A lottery is a type of gambling in which numbers are drawn to determine a prize winner. The prizes are normally cash or goods. Several states and many private companies operate lotteries. Despite the popular image of lottery as a form of public service, it is a form of gambling and can be addictive. It can also cause problems for those who lose large sums of money.
The history of lotteries extends back to the Roman Empire, where the practice was used for giving away slaves and property during Saturnalian festivities. In the 15th century, European cities began holding lotteries to raise funds for town fortifications and to help the poor. Some of the earliest advertisements for state-sponsored lotteries use the word loterie, which is thought to be a variant of the Middle Dutch noordeelde, meaning “drawing lots.”

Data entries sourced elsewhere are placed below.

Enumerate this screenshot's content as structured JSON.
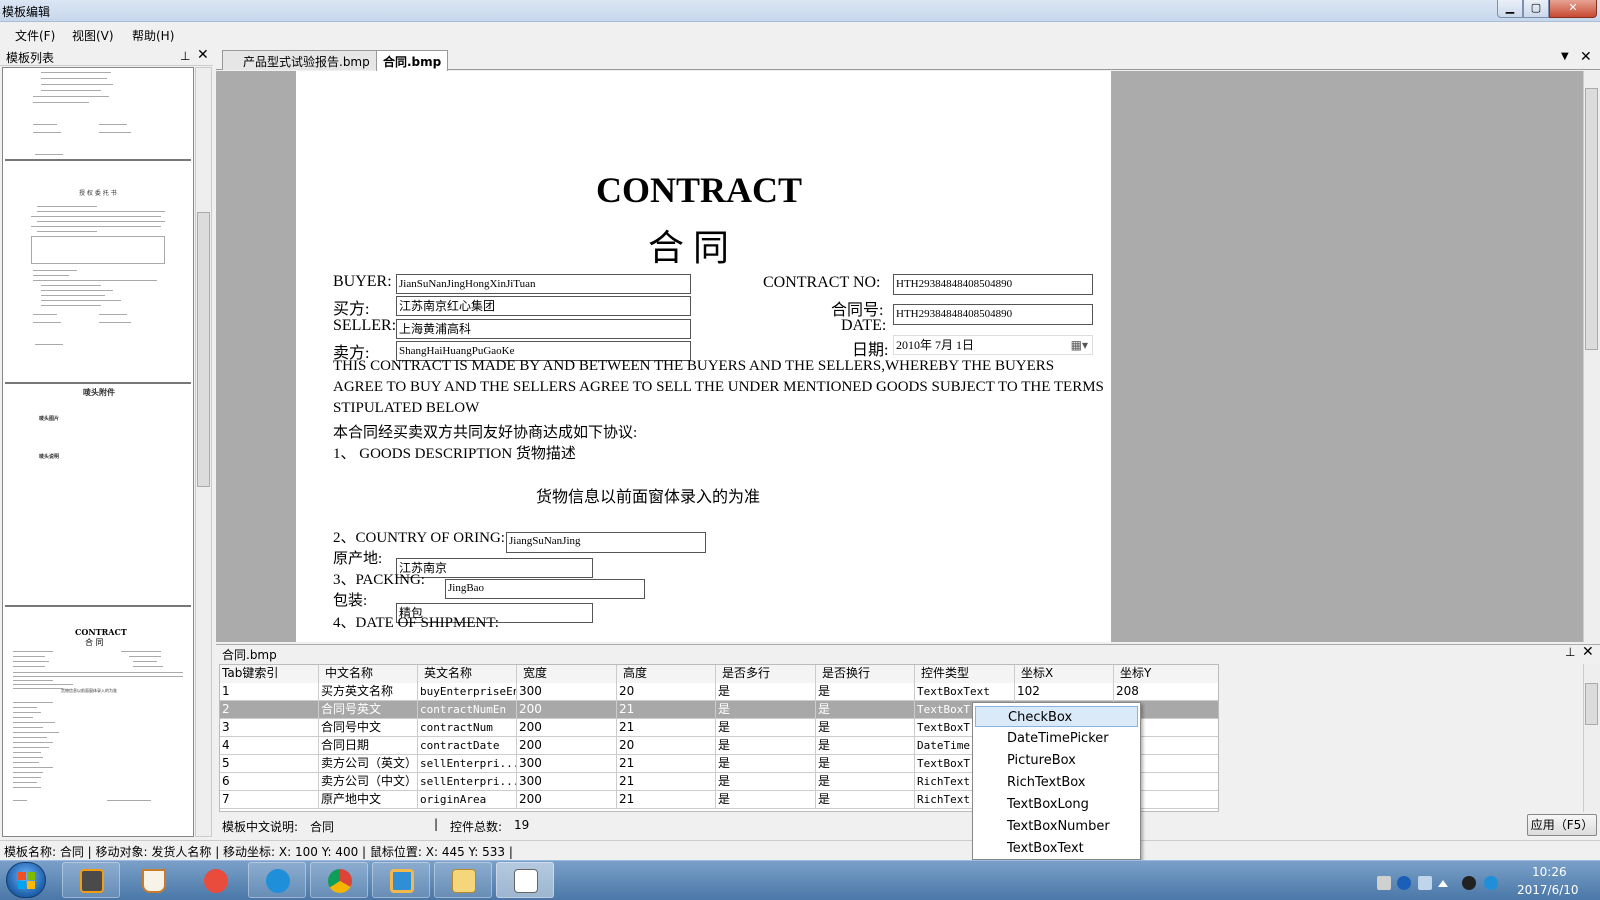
{
  "window": {
    "title": "模板编辑",
    "min_glyph": "▁",
    "max_glyph": "▢",
    "close_glyph": "✕"
  },
  "menu": {
    "file": "文件(F)",
    "view": "视图(V)",
    "help": "帮助(H)"
  },
  "left_panel": {
    "title": "模板列表",
    "pin": "⊥",
    "close": "✕",
    "thumb2_title": "授 权 委 托 书",
    "thumb3_title": "唛头附件",
    "thumb3_line1": "唛头图片",
    "thumb3_line2": "唛头说明",
    "thumb4_title": "CONTRACT",
    "thumb4_subtitle": "合   同",
    "thumb4_goods": "货物信息以前面窗体录入的为准"
  },
  "tabs": [
    {
      "label": "产品型式试验报告.bmp"
    },
    {
      "label": "合同.bmp"
    }
  ],
  "tab_controls": {
    "menu": "▼",
    "close": "✕"
  },
  "document": {
    "title_en": "CONTRACT",
    "title_cn": "合    同",
    "buyer_label": "BUYER:",
    "buyer_value": "JianSuNanJingHongXinJiTuan",
    "buyer_cn_label": "买方:",
    "buyer_cn_value": "江苏南京红心集团",
    "seller_label": "SELLER:",
    "seller_value": "上海黄浦高科",
    "seller_cn_label": "卖方:",
    "seller_cn_value": "ShangHaiHuangPuGaoKe",
    "contract_no_label": "CONTRACT NO:",
    "contract_no_value": "HTH29384848408504890",
    "contract_no_cn_label": "合同号:",
    "contract_no_cn_value": "HTH29384848408504890",
    "date_label": "DATE:",
    "date_cn_label": "日期:",
    "date_value": "2010年  7月  1日",
    "date_dropdown": "▦▾",
    "para1": "THIS CONTRACT IS MADE BY AND BETWEEN THE BUYERS AND THE SELLERS,WHEREBY THE BUYERS",
    "para2": "AGREE TO BUY AND THE SELLERS AGREE TO SELL THE UNDER MENTIONED GOODS SUBJECT TO THE TERMS",
    "para3": "STIPULATED BELOW",
    "para_cn": "本合同经买卖双方共同友好协商达成如下协议:",
    "item1": "1、 GOODS DESCRIPTION  货物描述",
    "goods_note": "货物信息以前面窗体录入的为准",
    "item2": "2、COUNTRY OF ORING:",
    "country_value": "JiangSuNanJing",
    "origin_label": "原产地:",
    "origin_value": "江苏南京",
    "item3": "3、PACKING:",
    "packing_value": "JingBao",
    "packing_cn_label": "包装:",
    "packing_cn_value": "精包",
    "item4": "4、DATE OF SHIPMENT:"
  },
  "bottom_panel": {
    "title": "合同.bmp",
    "pin": "⊥",
    "close": "✕",
    "columns": [
      "Tab键索引",
      "中文名称",
      "英文名称",
      "宽度",
      "高度",
      "是否多行",
      "是否换行",
      "控件类型",
      "坐标X",
      "坐标Y"
    ],
    "rows": [
      [
        "1",
        "买方英文名称",
        "buyEnterpriseEn",
        "300",
        "20",
        "是",
        "是",
        "TextBoxText",
        "102",
        "208"
      ],
      [
        "2",
        "合同号英文",
        "contractNumEn",
        "200",
        "21",
        "是",
        "是",
        "TextBoxT",
        "",
        ""
      ],
      [
        "3",
        "合同号中文",
        "contractNum",
        "200",
        "21",
        "是",
        "是",
        "TextBoxT",
        "",
        ""
      ],
      [
        "4",
        "合同日期",
        "contractDate",
        "200",
        "20",
        "是",
        "是",
        "DateTime",
        "",
        ""
      ],
      [
        "5",
        "卖方公司（英文）",
        "sellEnterpri...",
        "300",
        "21",
        "是",
        "是",
        "TextBoxT",
        "",
        ""
      ],
      [
        "6",
        "卖方公司（中文）",
        "sellEnterpri...",
        "300",
        "21",
        "是",
        "是",
        "RichText",
        "",
        ""
      ],
      [
        "7",
        "原产地中文",
        "originArea",
        "200",
        "21",
        "是",
        "是",
        "RichText",
        "",
        ""
      ]
    ],
    "selected_row": 2,
    "desc_label": "模板中文说明:",
    "desc_value": "合同",
    "separator": "|",
    "count_label": "控件总数:",
    "count_value": "19",
    "apply_button": "应用（F5）"
  },
  "popup_options": [
    "CheckBox",
    "DateTimePicker",
    "PictureBox",
    "RichTextBox",
    "TextBoxLong",
    "TextBoxNumber",
    "TextBoxText"
  ],
  "status_bar": "模板名称:  合同  |  移动对象:  发货人名称  |  移动坐标:  X:  100  Y:  400  |  鼠标位置:  X:  445  Y:  533  |",
  "taskbar": {
    "time": "10:26",
    "date": "2017/6/10"
  }
}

Lottery is a form of gambling that involves drawing numbers for a prize. It is not considered to be illegal in most jurisdictions. However, if the lottery is operated by a government agency or religious institution, it is subject to regulatory oversight. In addition, some states have laws prohibiting the sale of lottery tickets. In order to avoid legal troubles, it is important to understand the rules and regulations that apply to a particular lottery.
In most countries, the lottery is a type of gambling in which people choose the numbers they want to play. The numbers are then grouped into combinations, and the winning combination is the one that appears most frequently on the ticket. The odds of winning are usually stated in the advertisement for the lottery. In the United States, the odds are stated as a percentage of the total number of tickets sold. Various ways of conducting the lottery are possible, including electronic, satellite, and telephone systems. In addition, it is important to check the ticket and to double-check it against the results of the drawing.
Some of the most popular lotteries have a single grand prize, while others offer a series of smaller prizes. A percentage of the money collected by the lottery is deducted for costs and profits, leaving a small portion for the winners. The popularity of a lottery is often tied to its perceived benefits to the community, such as funding for education. This message is particularly effective during periods of economic stress, when state governments are seeking to increase taxes and cut spending on social services.
In recent years, there has been an increased emphasis on the ethical and social impact of lottery operations. The lottery industry has a responsibility to protect its players from fraud and other forms of mismanagement, and it must address complaints by its customers. In addition, there are concerns about the effects of the lottery on compulsive gamblers and its regressive nature in low-income communities. In addition, it is necessary to monitor and regulate the lottery to ensure that its financial integrity is maintained. This requires regular audits and independent reviews.